Fourth Form Studies Simple Machines

With all the construction going on, the timing is perfect to be studying simple machines. In science, we focus on the physics (forces and motion) of the machines and how they make work easier. Work in science, refers to a push or a pull over a distance. The key to understanding simple machines is that work (like energy and matter) is always conserved. The work we put into a machine will always equal the work we get out of it. The trick to simple machines is that they allow us to make trade-offs between forces and the distance we apply them over.

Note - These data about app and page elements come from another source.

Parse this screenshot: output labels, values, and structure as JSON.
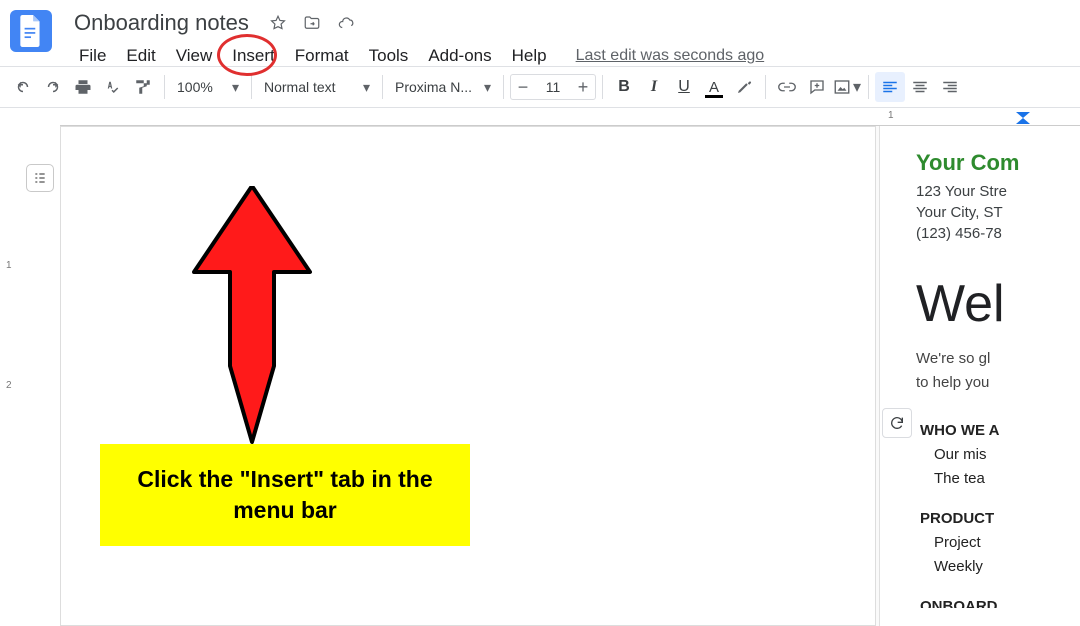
{
  "app": {
    "title": "Onboarding notes",
    "last_edit": "Last edit was seconds ago"
  },
  "menu": {
    "file": "File",
    "edit": "Edit",
    "view": "View",
    "insert": "Insert",
    "format": "Format",
    "tools": "Tools",
    "addons": "Add-ons",
    "help": "Help"
  },
  "toolbar": {
    "zoom": "100%",
    "style": "Normal text",
    "font": "Proxima N...",
    "font_size": "11"
  },
  "ruler": {
    "mark_1": "1"
  },
  "v_ruler": {
    "t1": "1",
    "t2": "2"
  },
  "doc": {
    "company_name": "Your Com",
    "addr1": "123 Your Stre",
    "addr2": "Your City, ST",
    "phone": "(123) 456-78",
    "welcome": "Wel",
    "intro1": "We're so gl",
    "intro2": "to help you",
    "sec1_hd": "WHO WE A",
    "sec1_a": "Our mis",
    "sec1_b": "The tea",
    "sec2_hd": "PRODUCT",
    "sec2_a": "Project",
    "sec2_b": "Weekly",
    "sec3_hd": "ONBOARD"
  },
  "annotation": {
    "callout": "Click the \"Insert\" tab in the menu bar"
  }
}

For example, when we use an inclined plane (a ramp) to move an object to a higher level, we are increasing the distance we push or pull the object but using less force. When we use a screwdriver (a wheel and axle), we are turning the handle of the screw driver a larger distance than we are turning the screw. The result is much more torque (rotational force) on the screw. And the grooves running around the screw are another example of an inclined plane. Finally, all of the wheelbarrows we see around the construction sites are levers where the wheels are the fulcrum.

If any of this is confusing to you, ask a Fourth Former to explain it. There are six simple machines and they all make trade-offs between forces and distance. And they are everywhere. If you don’t believe me, come by my office sometime. If the door is closed, just turn the wheel and axle and come on in.

--David Andrukonis